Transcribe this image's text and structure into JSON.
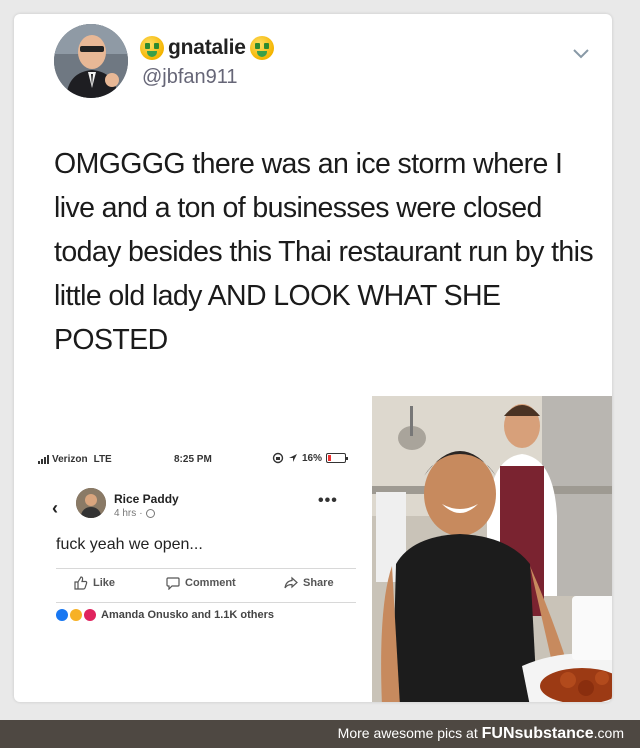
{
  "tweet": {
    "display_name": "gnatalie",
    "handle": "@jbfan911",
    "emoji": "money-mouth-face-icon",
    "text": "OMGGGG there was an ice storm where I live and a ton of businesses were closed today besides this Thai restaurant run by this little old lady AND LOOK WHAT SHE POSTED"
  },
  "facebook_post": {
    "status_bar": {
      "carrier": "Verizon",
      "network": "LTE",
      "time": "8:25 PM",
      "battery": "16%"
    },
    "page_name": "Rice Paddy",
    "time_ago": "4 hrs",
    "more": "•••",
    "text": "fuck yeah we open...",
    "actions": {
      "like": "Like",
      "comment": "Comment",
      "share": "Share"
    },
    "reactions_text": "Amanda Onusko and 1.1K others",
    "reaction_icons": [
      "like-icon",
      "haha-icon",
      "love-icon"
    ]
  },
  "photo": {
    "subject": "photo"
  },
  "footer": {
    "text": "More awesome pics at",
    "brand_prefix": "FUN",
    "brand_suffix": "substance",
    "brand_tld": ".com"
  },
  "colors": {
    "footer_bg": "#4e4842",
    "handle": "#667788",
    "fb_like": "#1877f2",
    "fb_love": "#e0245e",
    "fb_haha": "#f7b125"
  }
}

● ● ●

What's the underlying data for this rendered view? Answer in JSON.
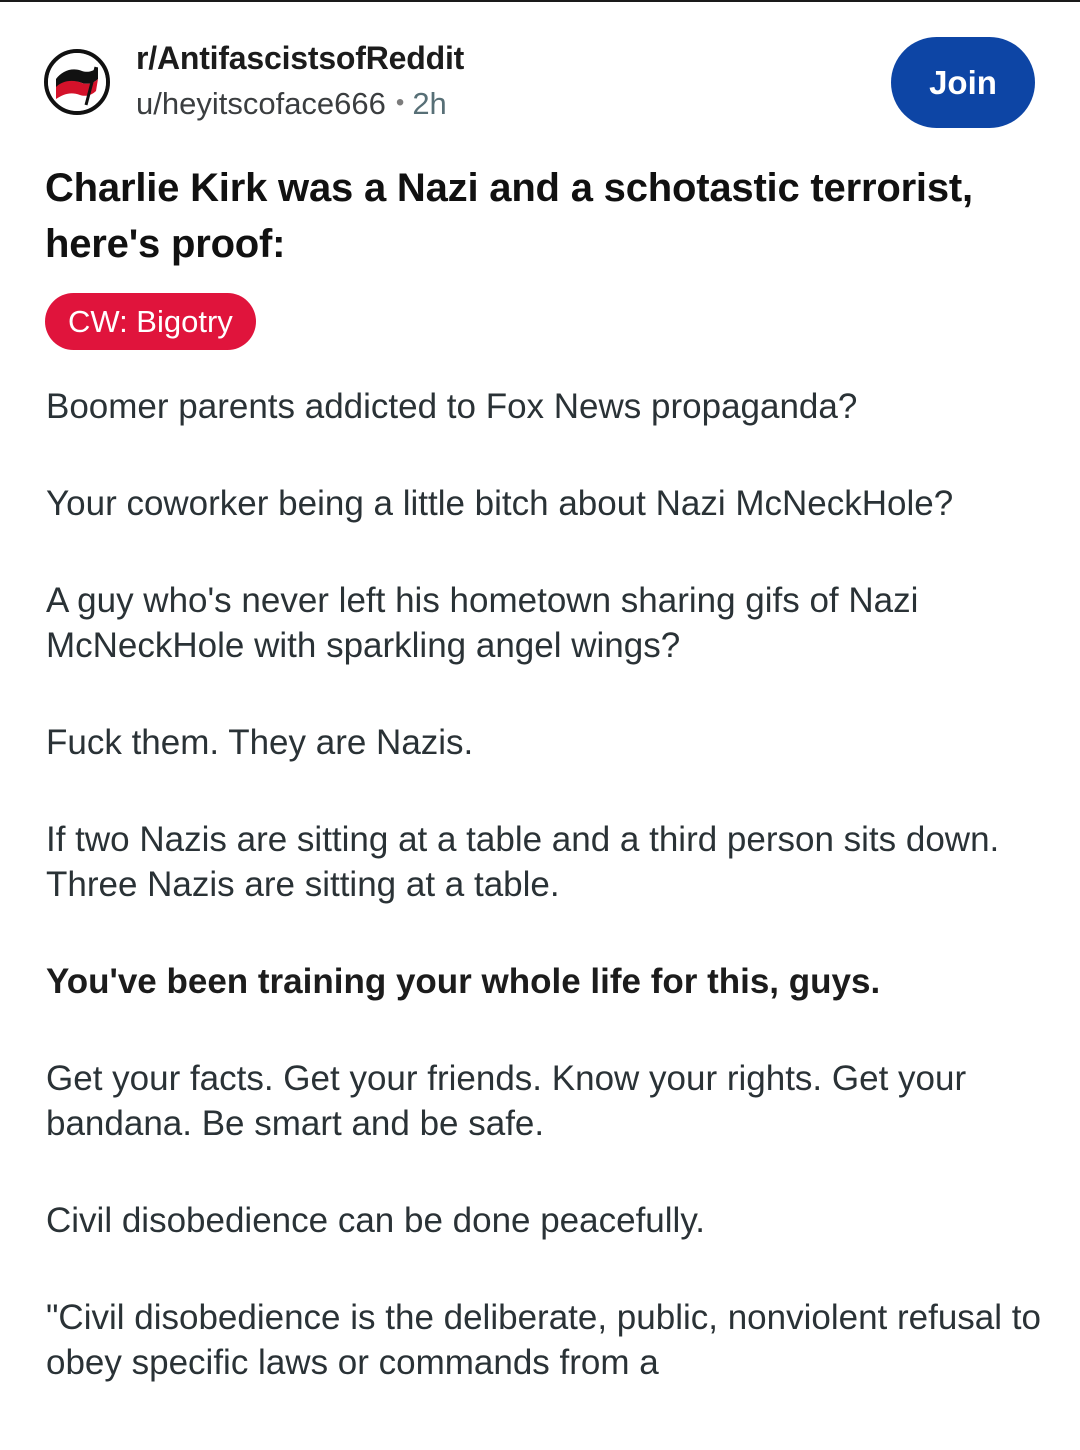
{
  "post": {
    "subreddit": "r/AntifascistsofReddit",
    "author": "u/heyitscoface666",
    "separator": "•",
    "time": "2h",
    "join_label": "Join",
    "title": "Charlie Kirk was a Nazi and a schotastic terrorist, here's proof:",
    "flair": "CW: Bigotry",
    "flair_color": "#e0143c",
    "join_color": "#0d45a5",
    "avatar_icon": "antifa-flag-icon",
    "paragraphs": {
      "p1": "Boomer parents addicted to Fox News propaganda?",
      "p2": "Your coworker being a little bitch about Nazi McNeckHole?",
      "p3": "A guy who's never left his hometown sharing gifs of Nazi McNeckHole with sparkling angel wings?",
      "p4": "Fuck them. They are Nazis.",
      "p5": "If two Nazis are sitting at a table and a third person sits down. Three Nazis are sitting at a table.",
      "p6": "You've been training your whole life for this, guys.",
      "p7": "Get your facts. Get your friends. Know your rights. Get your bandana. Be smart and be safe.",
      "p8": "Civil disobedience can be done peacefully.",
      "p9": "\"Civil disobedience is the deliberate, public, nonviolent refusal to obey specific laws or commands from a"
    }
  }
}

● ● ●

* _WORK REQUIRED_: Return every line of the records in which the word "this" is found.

* _EXERCISE OUTPUT_:
Transcribe this image's text and structure into JSON.
    "text": "OMGGGG there was an ice storm where I live and a ton of businesses were closed today besides this Thai restaurant run by this little old lady AND LOOK WHAT SHE POSTED"
What's the underlying data for this rendered view? Answer in JSON.
      "p6": "You've been training your whole life for this, guys.",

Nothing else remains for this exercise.